Abiy Ahmed, the new prime minister, has been to three different regions of Ethiopia in a matter of two weeks. He started his working visit in the country with Somali-Ethiopia, a region where unprecedented ethnic-based violence that displaced well over half a million Ethiopians. And then he visited Ambo, a town in central west Ethiopia that has been the bedrock of resistance to the regime in power since it took over power in 1991. And a few days ago, he was in Mekelle in Northern Ethiopia, part of the ethnic/political base of the dominant party in the ruling coalition, Tigray People’s Liberation Front (TPLF).

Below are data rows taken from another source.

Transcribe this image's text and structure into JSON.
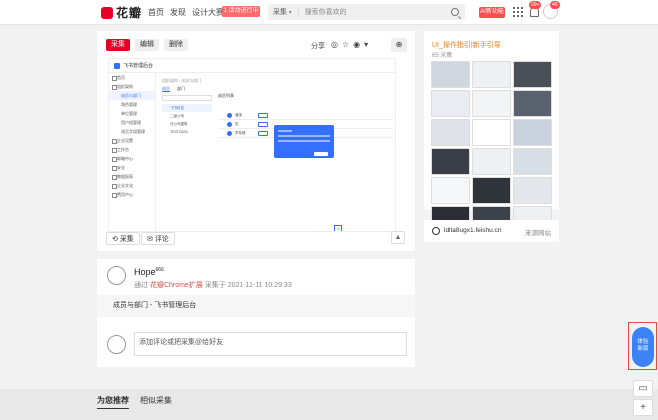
{
  "header": {
    "logo_text": "花瓣",
    "nav": [
      "首页",
      "发现",
      "设计大赛"
    ],
    "promo": "1 活动进行中",
    "search_category": "采集",
    "search_placeholder": "搜索你喜欢的",
    "ai_button": "AI新功能",
    "badge_messages": "99+",
    "badge_profile": "46"
  },
  "pin": {
    "collect_button": "采集",
    "edit_button": "编辑",
    "delete_button": "删除",
    "share_label": "分享",
    "bottom_collect": "采集",
    "bottom_comment": "评论",
    "screenshot": {
      "app_title": "飞书管理后台",
      "sidebar": [
        "首页",
        "组织架构",
        "成员与部门",
        "角色管理",
        "单位管理",
        "用户组管理",
        "成员字段管理",
        "企业设置",
        "工作台",
        "邮箱中心",
        "安全",
        "数据报表",
        "企业文化",
        "费用中心"
      ],
      "breadcrumb": "组织架构 / 成员与部门",
      "tabs": [
        "成员",
        "部门"
      ],
      "table_title": "成员列表",
      "rows": [
        {
          "name": "潘宝",
          "phone": "+86 13800000000"
        },
        {
          "name": "张",
          "phone": "+86 13800000000"
        },
        {
          "name": "李易峰",
          "phone": "+86 13800000000"
        }
      ],
      "tree": [
        "飞书科技",
        "二级公司",
        "分公司建筑",
        "TESTDATA"
      ],
      "page": "1"
    }
  },
  "board": {
    "title": "UI_操作指引|新手引导",
    "meta": "65 采集",
    "thumb_colors": [
      "#cfd6de",
      "#eef0f3",
      "#4a4f58",
      "#e9edf1",
      "#f3f4f6",
      "#5a6270",
      "#dfe3e8",
      "#ffffff",
      "#c9d2dc",
      "#3a3f47",
      "#eef1f4",
      "#d8dee5",
      "#f6f7f9",
      "#2f343b",
      "#e3e7ec",
      "#2a2d33",
      "#3c414a",
      "#eef0f2"
    ]
  },
  "site": {
    "name": "ldlta8ugx1.feishu.cn",
    "link": "来源网站"
  },
  "author": {
    "name": "Hope",
    "sup": "666",
    "via_prefix": "通过",
    "via_link": "花瓣Chrome扩展",
    "via_suffix": "采集于 2021-11-11 10:29:33",
    "description": "成员与部门 - 飞书管理后台",
    "comment_placeholder": "添加评论或把采集@给好友"
  },
  "bottom_tabs": [
    "为您推荐",
    "相似采集"
  ],
  "new_version": [
    "体验",
    "新版"
  ]
}
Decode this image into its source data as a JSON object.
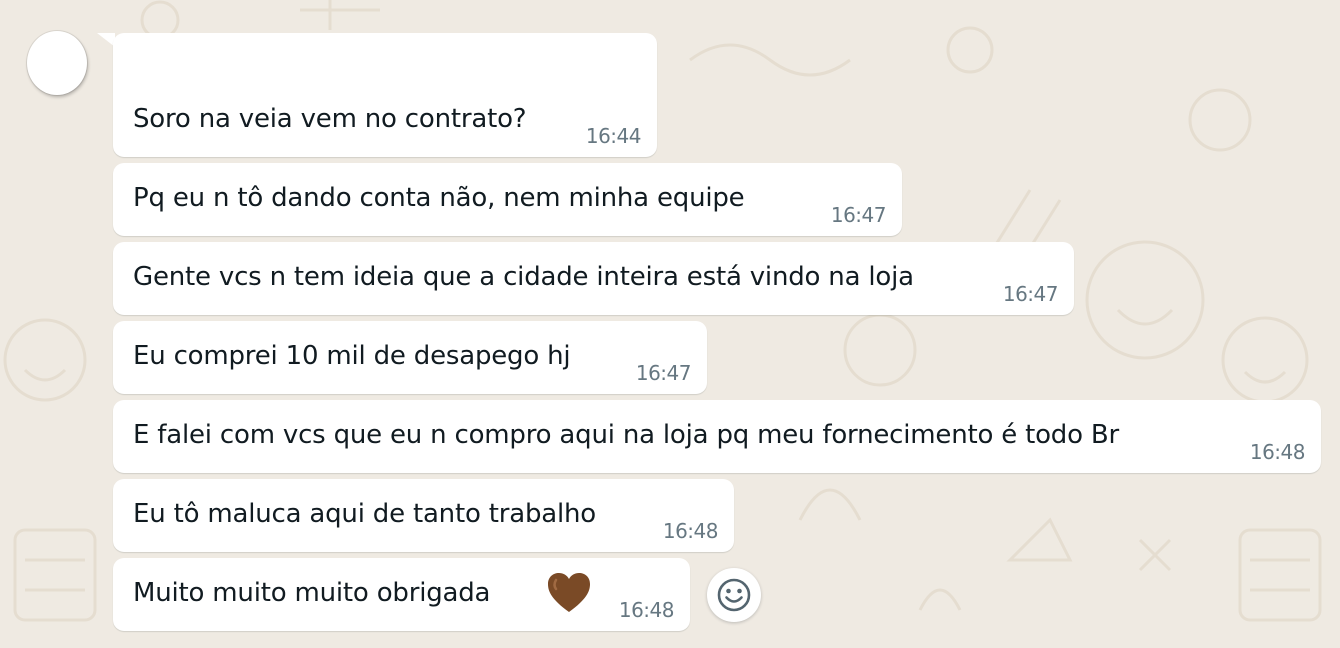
{
  "chat": {
    "messages": [
      {
        "text": "Soro na veia vem no contrato?",
        "time": "16:44"
      },
      {
        "text": "Pq eu n tô dando conta não, nem minha equipe",
        "time": "16:47"
      },
      {
        "text": "Gente vcs n tem ideia que a cidade inteira está vindo na loja",
        "time": "16:47"
      },
      {
        "text": "Eu comprei 10 mil de desapego hj",
        "time": "16:47"
      },
      {
        "text": "E falei com vcs que eu n compro aqui na loja pq meu fornecimento é  todo Br",
        "time": "16:48"
      },
      {
        "text": "Eu tô maluca aqui de tanto trabalho",
        "time": "16:48"
      },
      {
        "text": "Muito muito muito obrigada",
        "emoji": "brown-heart",
        "time": "16:48"
      }
    ],
    "react_button_icon": "smiley-icon"
  },
  "colors": {
    "background": "#efeae2",
    "bubble": "#ffffff",
    "text": "#111b21",
    "timestamp": "#667781",
    "heart": "#7a4a26"
  }
}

Out of what appeared to be long and arduous evaluative meetings of executives of the ruling coalition, the regime pronounced for the first time in its nearly three decades of rule that it needs to work on “unity” – of course without making a paradigm shift regarding the political foundation of the system, ethnic politics, for which a constitutional provision is arranged under the guise of identity politics.
Sold as a change maker who speaks with a tone that helps attain the task of uniting Ethiopia, Abiy Ahmed was celebrated until Ethiopians found out, in no time, that he actually is being consumed by the status quo to create the illusion that change is coming. He tries to talk authoritatively about a range of issues while the power is still in the hands of TPLF power elites.Read more.